Work required> In the records below, find the line containing "Read all visible content and emit it as JSON."; give it again exactly, along with every line that follows, and nothing else.
+++ Source data
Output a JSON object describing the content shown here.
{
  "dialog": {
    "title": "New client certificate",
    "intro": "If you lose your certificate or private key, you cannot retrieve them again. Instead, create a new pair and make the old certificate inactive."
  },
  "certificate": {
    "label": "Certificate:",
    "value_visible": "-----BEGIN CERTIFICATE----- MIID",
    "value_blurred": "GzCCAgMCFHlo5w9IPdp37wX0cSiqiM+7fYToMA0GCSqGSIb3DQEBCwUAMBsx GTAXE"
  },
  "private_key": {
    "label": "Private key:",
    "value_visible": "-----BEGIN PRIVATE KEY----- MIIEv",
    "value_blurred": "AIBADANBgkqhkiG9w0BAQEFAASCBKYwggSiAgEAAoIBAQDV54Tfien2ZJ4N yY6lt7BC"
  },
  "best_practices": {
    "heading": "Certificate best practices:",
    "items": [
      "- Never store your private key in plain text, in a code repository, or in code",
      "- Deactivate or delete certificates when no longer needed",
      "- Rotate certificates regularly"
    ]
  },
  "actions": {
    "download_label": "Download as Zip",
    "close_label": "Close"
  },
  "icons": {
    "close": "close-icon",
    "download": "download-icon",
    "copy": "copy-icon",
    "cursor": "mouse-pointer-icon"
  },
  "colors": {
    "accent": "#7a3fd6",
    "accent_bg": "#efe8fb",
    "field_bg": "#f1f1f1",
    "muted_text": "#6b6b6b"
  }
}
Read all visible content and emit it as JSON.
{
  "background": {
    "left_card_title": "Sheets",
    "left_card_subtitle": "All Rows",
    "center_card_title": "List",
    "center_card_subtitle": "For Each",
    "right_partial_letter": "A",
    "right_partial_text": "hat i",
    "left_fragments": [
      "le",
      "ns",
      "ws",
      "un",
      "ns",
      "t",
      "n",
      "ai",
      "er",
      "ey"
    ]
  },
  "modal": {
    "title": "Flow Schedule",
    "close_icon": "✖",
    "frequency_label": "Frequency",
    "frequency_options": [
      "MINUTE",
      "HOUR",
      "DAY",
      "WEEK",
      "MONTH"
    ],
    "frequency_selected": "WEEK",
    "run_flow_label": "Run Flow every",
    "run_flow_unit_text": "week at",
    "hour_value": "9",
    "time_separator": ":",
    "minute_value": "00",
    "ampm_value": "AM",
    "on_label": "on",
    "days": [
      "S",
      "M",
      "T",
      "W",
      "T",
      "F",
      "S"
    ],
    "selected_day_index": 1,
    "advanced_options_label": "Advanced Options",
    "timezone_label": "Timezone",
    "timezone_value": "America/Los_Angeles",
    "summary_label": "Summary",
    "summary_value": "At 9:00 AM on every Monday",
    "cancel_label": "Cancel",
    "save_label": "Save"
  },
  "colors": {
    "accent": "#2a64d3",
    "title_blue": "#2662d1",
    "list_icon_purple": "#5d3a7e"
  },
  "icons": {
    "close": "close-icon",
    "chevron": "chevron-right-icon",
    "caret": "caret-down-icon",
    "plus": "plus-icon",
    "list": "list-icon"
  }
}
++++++
Exercise output>
Read all visible content and emit it as JSON.
{
  "background": {
    "left_card_title": "Sheets",
    "left_card_subtitle": "All Rows",
    "center_card_title": "List",
    "center_card_subtitle": "For Each",
    "right_partial_letter": "A",
    "right_partial_text": "hat i",
    "left_fragments": [
      "le",
      "ns",
      "ws",
      "un",
      "ns",
      "t",
      "n",
      "ai",
      "er",
      "ey"
    ]
  },
  "modal": {
    "title": "Flow Schedule",
    "close_icon": "✖",
    "frequency_label": "Frequency",
    "frequency_options": [
      "MINUTE",
      "HOUR",
      "DAY",
      "WEEK",
      "MONTH"
    ],
    "frequency_selected": "WEEK",
    "run_flow_label": "Run Flow every",
    "run_flow_unit_text": "week at",
    "hour_value": "9",
    "time_separator": ":",
    "minute_value": "00",
    "ampm_value": "AM",
    "on_label": "on",
    "days": [
      "S",
      "M",
      "T",
      "W",
      "T",
      "F",
      "S"
    ],
    "selected_day_index": 1,
    "advanced_options_label": "Advanced Options",
    "timezone_label": "Timezone",
    "timezone_value": "America/Los_Angeles",
    "summary_label": "Summary",
    "summary_value": "At 9:00 AM on every Monday",
    "cancel_label": "Cancel",
    "save_label": "Save"
  },
  "colors": {
    "accent": "#2a64d3",
    "title_blue": "#2662d1",
    "list_icon_purple": "#5d3a7e"
  },
  "icons": {
    "close": "close-icon",
    "chevron": "chevron-right-icon",
    "caret": "caret-down-icon",
    "plus": "plus-icon",
    "list": "list-icon"
  }
}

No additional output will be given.